  • Ryan will correctly identify/respond to and progress to correctly using personal pronouns in simple phonemes with minimal cueing across 3 consecutive sessions with 90% accuracy to demonstrate improved skills in both expressive and receptive language.
  • Given decreasing cues, Elisha will listen to a statement or question and identify if the grammatical patterns used in the phoneme are correct or incorrect and will provide the correct word to repair those utterances identified as ‘incorrect’ with 90% accuracy over 3 consecutive sessions to improve overall expressive and receptive language skills.
  • Perla will demonstrate understanding of pronouns (e.g. me, my, you, your) spontaneously with 80% accuracy across 4 consecutive therapy sessions to improve language comprehension.

Related Disorder(s)

  • Receptive Language Disorder - A child with receptive language disorder has difficulties with understanding what is said to them. The symptoms vary between children but, generally, problems with language comprehension begin before the age of three years. Children need to understand spoken language before they can use language to express themselves.

Reference links

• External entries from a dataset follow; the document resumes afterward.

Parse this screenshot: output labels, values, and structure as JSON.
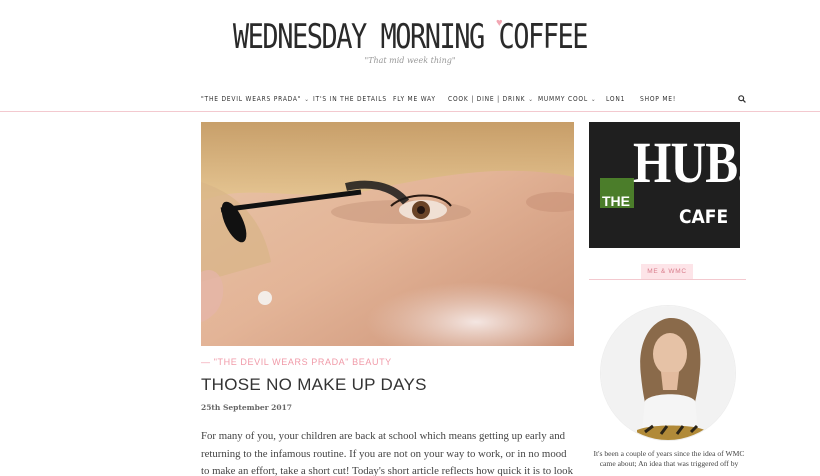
{
  "header": {
    "logo": "WEDNESDAY MORNING COFFEE",
    "tagline": "\"That mid week thing\""
  },
  "nav": {
    "items": [
      {
        "label": "\"THE DEVIL WEARS PRADA\"",
        "has_dropdown": true
      },
      {
        "label": "IT'S IN THE DETAILS",
        "has_dropdown": false
      },
      {
        "label": "FLY ME WAY",
        "has_dropdown": false
      },
      {
        "label": "COOK | DINE | DRINK",
        "has_dropdown": true
      },
      {
        "label": "MUMMY COOL",
        "has_dropdown": true
      },
      {
        "label": "LON1",
        "has_dropdown": false
      },
      {
        "label": "SHOP ME!",
        "has_dropdown": false
      }
    ],
    "search_icon": "search-icon"
  },
  "post": {
    "categories": "— \"THE DEVIL WEARS PRADA\" BEAUTY",
    "title": "THOSE NO MAKE UP DAYS",
    "date": "25th September 2017",
    "excerpt": "For many of you, your children are back at school which means getting up early and returning to the infamous routine. If you are not on your way to work, or in no mood to make an effort, take a short cut! Today's short article reflects how quick it is to look just as good without going"
  },
  "sidebar": {
    "ad": {
      "the": "THE",
      "hub": "HUB.",
      "cafe": "CAFE"
    },
    "widget_title": "ME & WMC",
    "bio": "It's been a couple of years since the idea of WMC came about; An idea that was triggered off by"
  },
  "colors": {
    "accent_pink": "#f09aa8",
    "ad_background": "#1f1f1f",
    "ad_green": "#4b7d2a"
  }
}
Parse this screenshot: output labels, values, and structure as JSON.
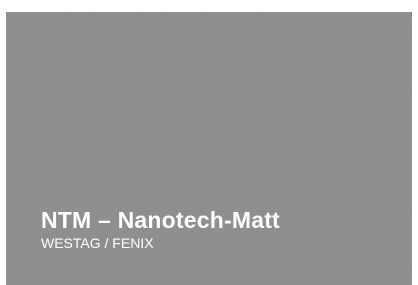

  • Pronoun Acquisition Author: TherapyWorks - As children develop language, they naturally make pronoun errors. These errors are often age-appropriate (and adorable). Some children will not fully master all pronouns until the age of 4. Pronouns typically develop in a predictable order. See the the pronoun acquisition chart below for the age ranges in which children typically develop pronouns.